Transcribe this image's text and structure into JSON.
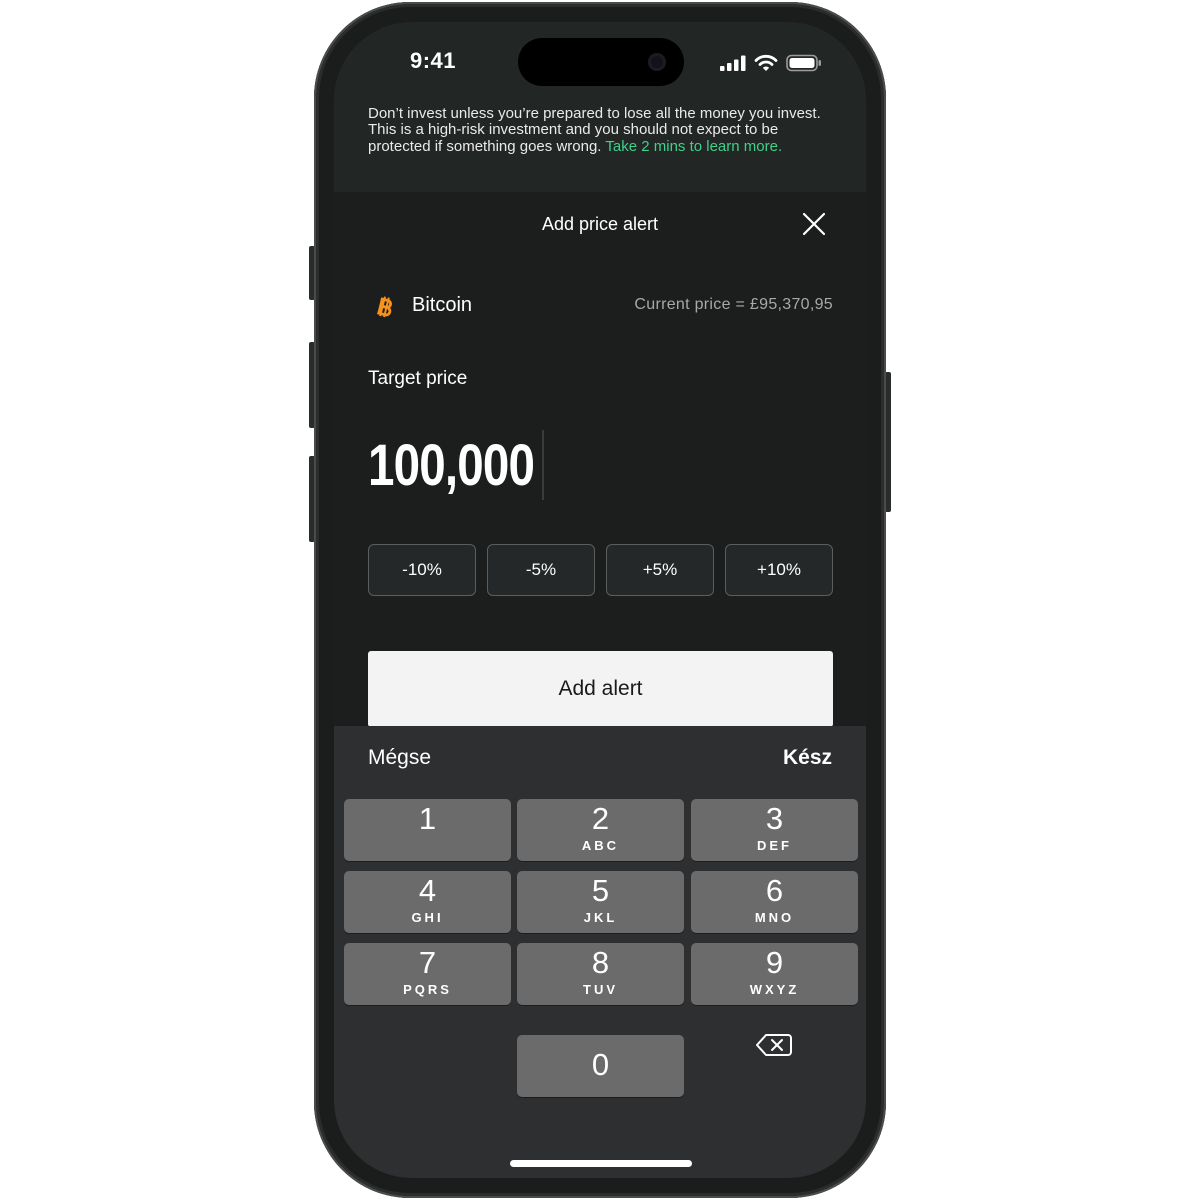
{
  "status_bar": {
    "time": "9:41"
  },
  "risk_banner": {
    "text": "Don’t invest unless you’re prepared to lose all the money you invest. This is a high-risk investment and you should not expect to be protected if something goes wrong. ",
    "link_text": "Take 2 mins to learn more.",
    "link_color": "#3fd08a"
  },
  "sheet": {
    "title": "Add price alert",
    "asset_name": "Bitcoin",
    "current_price": "Current price = £95,370,95",
    "target_label": "Target price",
    "target_value": "100,000",
    "percent_buttons": [
      "-10%",
      "-5%",
      "+5%",
      "+10%"
    ],
    "add_button_label": "Add alert"
  },
  "keyboard": {
    "cancel_label": "Mégse",
    "done_label": "Kész",
    "keys": [
      {
        "num": "1",
        "letters": ""
      },
      {
        "num": "2",
        "letters": "ABC"
      },
      {
        "num": "3",
        "letters": "DEF"
      },
      {
        "num": "4",
        "letters": "GHI"
      },
      {
        "num": "5",
        "letters": "JKL"
      },
      {
        "num": "6",
        "letters": "MNO"
      },
      {
        "num": "7",
        "letters": "PQRS"
      },
      {
        "num": "8",
        "letters": "TUV"
      },
      {
        "num": "9",
        "letters": "WXYZ"
      },
      {
        "num": "0",
        "letters": ""
      }
    ]
  },
  "icons": {
    "asset": "bitcoin-icon",
    "close": "close-icon",
    "backspace": "backspace-icon"
  },
  "colors": {
    "bitcoin_orange": "#f7931a",
    "sheet_background": "#1c1e1e",
    "keyboard_background": "#2d2f31",
    "key_background": "#6b6b6b"
  }
}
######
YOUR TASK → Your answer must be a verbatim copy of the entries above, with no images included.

EXERCISE OUTPUT →
Transcribe this image's text and structure into JSON.
{
  "status_bar": {
    "time": "9:41"
  },
  "risk_banner": {
    "text": "Don’t invest unless you’re prepared to lose all the money you invest. This is a high-risk investment and you should not expect to be protected if something goes wrong. ",
    "link_text": "Take 2 mins to learn more.",
    "link_color": "#3fd08a"
  },
  "sheet": {
    "title": "Add price alert",
    "asset_name": "Bitcoin",
    "current_price": "Current price = £95,370,95",
    "target_label": "Target price",
    "target_value": "100,000",
    "percent_buttons": [
      "-10%",
      "-5%",
      "+5%",
      "+10%"
    ],
    "add_button_label": "Add alert"
  },
  "keyboard": {
    "cancel_label": "Mégse",
    "done_label": "Kész",
    "keys": [
      {
        "num": "1",
        "letters": ""
      },
      {
        "num": "2",
        "letters": "ABC"
      },
      {
        "num": "3",
        "letters": "DEF"
      },
      {
        "num": "4",
        "letters": "GHI"
      },
      {
        "num": "5",
        "letters": "JKL"
      },
      {
        "num": "6",
        "letters": "MNO"
      },
      {
        "num": "7",
        "letters": "PQRS"
      },
      {
        "num": "8",
        "letters": "TUV"
      },
      {
        "num": "9",
        "letters": "WXYZ"
      },
      {
        "num": "0",
        "letters": ""
      }
    ]
  },
  "icons": {
    "asset": "bitcoin-icon",
    "close": "close-icon",
    "backspace": "backspace-icon"
  },
  "colors": {
    "bitcoin_orange": "#f7931a",
    "sheet_background": "#1c1e1e",
    "keyboard_background": "#2d2f31",
    "key_background": "#6b6b6b"
  }
}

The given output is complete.